=== Task prompt ===
Set down all of the data exactly as it appears.
•••••
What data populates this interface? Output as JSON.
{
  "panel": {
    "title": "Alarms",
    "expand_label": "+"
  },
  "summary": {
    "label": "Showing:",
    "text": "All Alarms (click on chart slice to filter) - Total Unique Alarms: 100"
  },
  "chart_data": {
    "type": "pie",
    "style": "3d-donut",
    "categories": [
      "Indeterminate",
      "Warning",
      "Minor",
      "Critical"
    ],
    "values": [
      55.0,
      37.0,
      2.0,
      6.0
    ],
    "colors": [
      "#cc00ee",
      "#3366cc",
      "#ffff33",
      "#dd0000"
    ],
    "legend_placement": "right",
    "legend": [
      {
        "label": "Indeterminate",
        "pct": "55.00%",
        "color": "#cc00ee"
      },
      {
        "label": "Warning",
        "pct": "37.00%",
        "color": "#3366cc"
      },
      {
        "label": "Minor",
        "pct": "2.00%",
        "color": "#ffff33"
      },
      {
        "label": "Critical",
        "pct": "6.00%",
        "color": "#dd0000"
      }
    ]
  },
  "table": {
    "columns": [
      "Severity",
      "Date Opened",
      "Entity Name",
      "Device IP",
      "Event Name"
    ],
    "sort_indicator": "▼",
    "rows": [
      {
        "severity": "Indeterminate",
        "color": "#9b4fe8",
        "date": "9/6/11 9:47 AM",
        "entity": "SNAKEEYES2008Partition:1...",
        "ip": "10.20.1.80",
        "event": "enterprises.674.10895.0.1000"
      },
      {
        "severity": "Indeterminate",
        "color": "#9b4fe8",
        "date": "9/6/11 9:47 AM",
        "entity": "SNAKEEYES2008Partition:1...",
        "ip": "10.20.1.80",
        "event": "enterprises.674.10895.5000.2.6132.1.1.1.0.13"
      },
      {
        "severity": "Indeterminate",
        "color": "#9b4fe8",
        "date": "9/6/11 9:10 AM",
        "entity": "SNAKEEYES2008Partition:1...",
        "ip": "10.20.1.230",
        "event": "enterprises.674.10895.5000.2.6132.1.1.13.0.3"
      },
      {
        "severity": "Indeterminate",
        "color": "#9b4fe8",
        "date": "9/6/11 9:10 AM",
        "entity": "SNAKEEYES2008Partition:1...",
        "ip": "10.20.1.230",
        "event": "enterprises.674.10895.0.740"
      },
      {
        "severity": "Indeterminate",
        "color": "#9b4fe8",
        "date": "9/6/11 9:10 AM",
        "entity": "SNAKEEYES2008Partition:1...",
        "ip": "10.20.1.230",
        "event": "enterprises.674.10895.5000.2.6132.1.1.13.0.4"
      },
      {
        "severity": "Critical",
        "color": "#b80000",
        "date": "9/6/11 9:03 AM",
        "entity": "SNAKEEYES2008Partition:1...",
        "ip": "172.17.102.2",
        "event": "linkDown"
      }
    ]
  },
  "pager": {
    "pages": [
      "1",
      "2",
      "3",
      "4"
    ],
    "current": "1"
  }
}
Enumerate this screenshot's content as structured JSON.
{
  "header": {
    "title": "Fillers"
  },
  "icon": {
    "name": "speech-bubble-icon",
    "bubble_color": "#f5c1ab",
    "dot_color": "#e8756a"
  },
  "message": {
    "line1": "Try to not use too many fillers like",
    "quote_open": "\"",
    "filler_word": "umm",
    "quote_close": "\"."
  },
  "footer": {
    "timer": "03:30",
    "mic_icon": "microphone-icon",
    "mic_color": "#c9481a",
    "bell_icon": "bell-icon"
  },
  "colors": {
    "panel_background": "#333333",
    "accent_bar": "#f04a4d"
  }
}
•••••
=== Response area ===
What data populates this interface? Output as JSON.
{
  "panel": {
    "title": "Alarms",
    "expand_label": "+"
  },
  "summary": {
    "label": "Showing:",
    "text": "All Alarms (click on chart slice to filter) - Total Unique Alarms: 100"
  },
  "chart_data": {
    "type": "pie",
    "style": "3d-donut",
    "categories": [
      "Indeterminate",
      "Warning",
      "Minor",
      "Critical"
    ],
    "values": [
      55.0,
      37.0,
      2.0,
      6.0
    ],
    "colors": [
      "#cc00ee",
      "#3366cc",
      "#ffff33",
      "#dd0000"
    ],
    "legend_placement": "right",
    "legend": [
      {
        "label": "Indeterminate",
        "pct": "55.00%",
        "color": "#cc00ee"
      },
      {
        "label": "Warning",
        "pct": "37.00%",
        "color": "#3366cc"
      },
      {
        "label": "Minor",
        "pct": "2.00%",
        "color": "#ffff33"
      },
      {
        "label": "Critical",
        "pct": "6.00%",
        "color": "#dd0000"
      }
    ]
  },
  "table": {
    "columns": [
      "Severity",
      "Date Opened",
      "Entity Name",
      "Device IP",
      "Event Name"
    ],
    "sort_indicator": "▼",
    "rows": [
      {
        "severity": "Indeterminate",
        "color": "#9b4fe8",
        "date": "9/6/11 9:47 AM",
        "entity": "SNAKEEYES2008Partition:1...",
        "ip": "10.20.1.80",
        "event": "enterprises.674.10895.0.1000"
      },
      {
        "severity": "Indeterminate",
        "color": "#9b4fe8",
        "date": "9/6/11 9:47 AM",
        "entity": "SNAKEEYES2008Partition:1...",
        "ip": "10.20.1.80",
        "event": "enterprises.674.10895.5000.2.6132.1.1.1.0.13"
      },
      {
        "severity": "Indeterminate",
        "color": "#9b4fe8",
        "date": "9/6/11 9:10 AM",
        "entity": "SNAKEEYES2008Partition:1...",
        "ip": "10.20.1.230",
        "event": "enterprises.674.10895.5000.2.6132.1.1.13.0.3"
      },
      {
        "severity": "Indeterminate",
        "color": "#9b4fe8",
        "date": "9/6/11 9:10 AM",
        "entity": "SNAKEEYES2008Partition:1...",
        "ip": "10.20.1.230",
        "event": "enterprises.674.10895.0.740"
      },
      {
        "severity": "Indeterminate",
        "color": "#9b4fe8",
        "date": "9/6/11 9:10 AM",
        "entity": "SNAKEEYES2008Partition:1...",
        "ip": "10.20.1.230",
        "event": "enterprises.674.10895.5000.2.6132.1.1.13.0.4"
      },
      {
        "severity": "Critical",
        "color": "#b80000",
        "date": "9/6/11 9:03 AM",
        "entity": "SNAKEEYES2008Partition:1...",
        "ip": "172.17.102.2",
        "event": "linkDown"
      }
    ]
  },
  "pager": {
    "pages": [
      "1",
      "2",
      "3",
      "4"
    ],
    "current": "1"
  }
}
Enumerate this screenshot's content as structured JSON.
{
  "header": {
    "title": "Fillers"
  },
  "icon": {
    "name": "speech-bubble-icon",
    "bubble_color": "#f5c1ab",
    "dot_color": "#e8756a"
  },
  "message": {
    "line1": "Try to not use too many fillers like",
    "quote_open": "\"",
    "filler_word": "umm",
    "quote_close": "\"."
  },
  "footer": {
    "timer": "03:30",
    "mic_icon": "microphone-icon",
    "mic_color": "#c9481a",
    "bell_icon": "bell-icon"
  },
  "colors": {
    "panel_background": "#333333",
    "accent_bar": "#f04a4d"
  }
}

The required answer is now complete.